Here is a short, fun video showing creative bridge designs from very limited supplies. These bridges were required to be under 5oz in weight, but only had to span 8 inches.
I like this video because it is pretty clear why each bridge failed. Can you see a major design issue that could be improved in most of these bridges? Notice that they do incorporate triangles, but they are missing a key member.
The students were only given
- Rubber bands
- Popsicle sticks
to build their bridges.
Do you think you could improve on their designs? If so, how?
These bridges are relatively short, only spanning 8 inches. Two popsicle sticks would cover that distance, meaning the builders had fewer joints to deal with. While I don’t know much about this organization or their students, it looks like they have not had much experience building bridges before. For first timers, their efforts are alright. However, if they had only connected their trusses at the top with a top chord, their bridges would have been so much stronger. If they had focused on their joints, making sure the joints were stiff and rigid, their bridges would have performed better.

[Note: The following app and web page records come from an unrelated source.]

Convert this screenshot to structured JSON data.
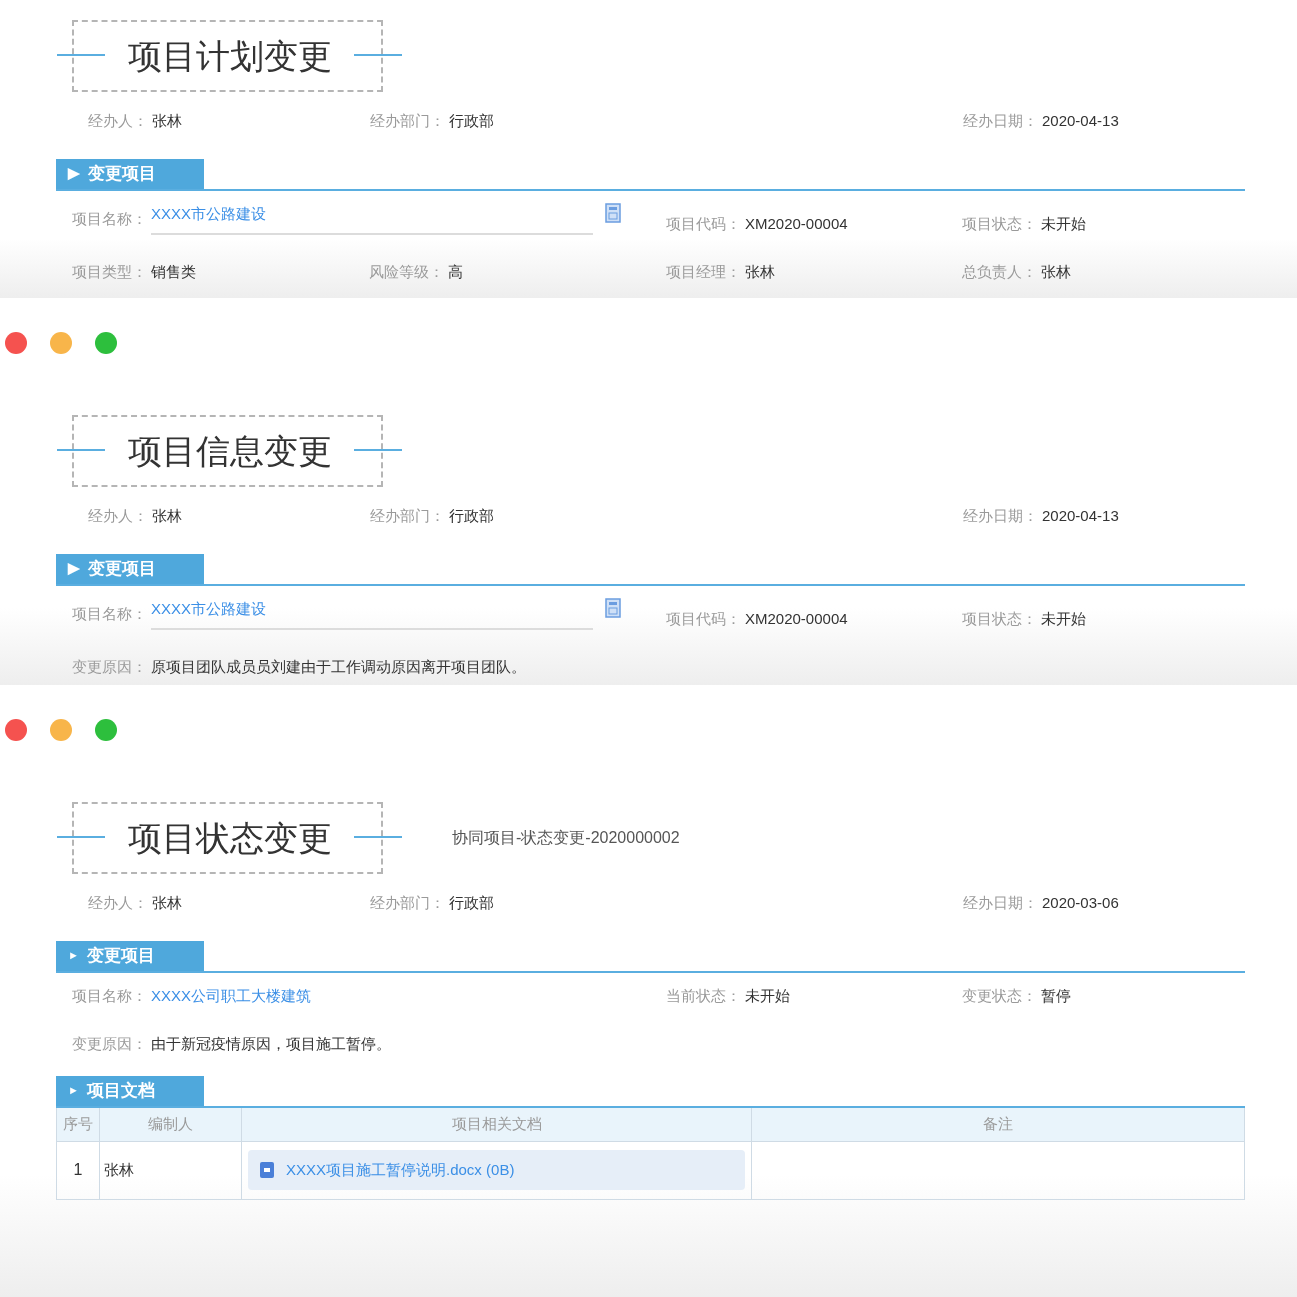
{
  "panels": [
    {
      "traffic_lights": false,
      "title": "项目计划变更",
      "meta": {
        "handler": {
          "label": "经办人：",
          "value": "张林"
        },
        "department": {
          "label": "经办部门：",
          "value": "行政部"
        },
        "date": {
          "label": "经办日期：",
          "value": "2020-04-13"
        }
      },
      "sections": [
        {
          "kind": "fields",
          "marker": "▶",
          "heading": "变更项目",
          "rows": [
            [
              {
                "kind": "link_field",
                "label": "项目名称：",
                "value": "XXXX市公路建设"
              },
              "",
              {
                "kind": "text",
                "label": "项目代码：",
                "value": "XM2020-00004"
              },
              {
                "kind": "text",
                "label": "项目状态：",
                "value": "未开始"
              }
            ],
            [
              {
                "kind": "text",
                "label": "项目类型：",
                "value": "销售类"
              },
              {
                "kind": "text",
                "label": "风险等级：",
                "value": "高"
              },
              {
                "kind": "text",
                "label": "项目经理：",
                "value": "张林"
              },
              {
                "kind": "text",
                "label": "总负责人：",
                "value": "张林"
              }
            ]
          ]
        }
      ]
    },
    {
      "traffic_lights": true,
      "title": "项目信息变更",
      "meta": {
        "handler": {
          "label": "经办人：",
          "value": "张林"
        },
        "department": {
          "label": "经办部门：",
          "value": "行政部"
        },
        "date": {
          "label": "经办日期：",
          "value": "2020-04-13"
        }
      },
      "sections": [
        {
          "kind": "fields",
          "marker": "▶",
          "heading": "变更项目",
          "rows": [
            [
              {
                "kind": "link_field",
                "label": "项目名称：",
                "value": "XXXX市公路建设"
              },
              "",
              {
                "kind": "text",
                "label": "项目代码：",
                "value": "XM2020-00004"
              },
              {
                "kind": "text",
                "label": "项目状态：",
                "value": "未开始"
              }
            ],
            [
              {
                "kind": "text",
                "label": "变更原因：",
                "value": "原项目团队成员员刘建由于工作调动原因离开项目团队。"
              }
            ]
          ]
        }
      ]
    },
    {
      "traffic_lights": true,
      "title": "项目状态变更",
      "doc_number": "协同项目-状态变更-2020000002",
      "meta": {
        "handler": {
          "label": "经办人：",
          "value": "张林"
        },
        "department": {
          "label": "经办部门：",
          "value": "行政部"
        },
        "date": {
          "label": "经办日期：",
          "value": "2020-03-06"
        }
      },
      "sections": [
        {
          "kind": "fields",
          "marker": "►",
          "heading": "变更项目",
          "rows": [
            [
              {
                "kind": "link",
                "label": "项目名称：",
                "value": "XXXX公司职工大楼建筑"
              },
              "",
              {
                "kind": "text",
                "label": "当前状态：",
                "value": "未开始"
              },
              {
                "kind": "text",
                "label": "变更状态：",
                "value": "暂停"
              }
            ],
            [
              {
                "kind": "text",
                "label": "变更原因：",
                "value": "由于新冠疫情原因，项目施工暂停。"
              }
            ]
          ]
        },
        {
          "kind": "table",
          "marker": "►",
          "heading": "项目文档",
          "columns": [
            "序号",
            "编制人",
            "项目相关文档",
            "备注"
          ],
          "rows": [
            {
              "index": "1",
              "author": "张林",
              "document": "XXXX项目施工暂停说明.docx (0B)"
            }
          ]
        }
      ]
    }
  ]
}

Note the last bridge. Sometimes a simple beam bridge is the easiest and most effective design to choose. Perhaps with the extremely limited supplies it was not possible to make a good truss bridge, and that may be why the last bridge out performed the rest of the bridges by so much. Learning to take what is given you, whether in materials or rules/guidelines, and make the best structure for that particular situation is a valuable tool to have.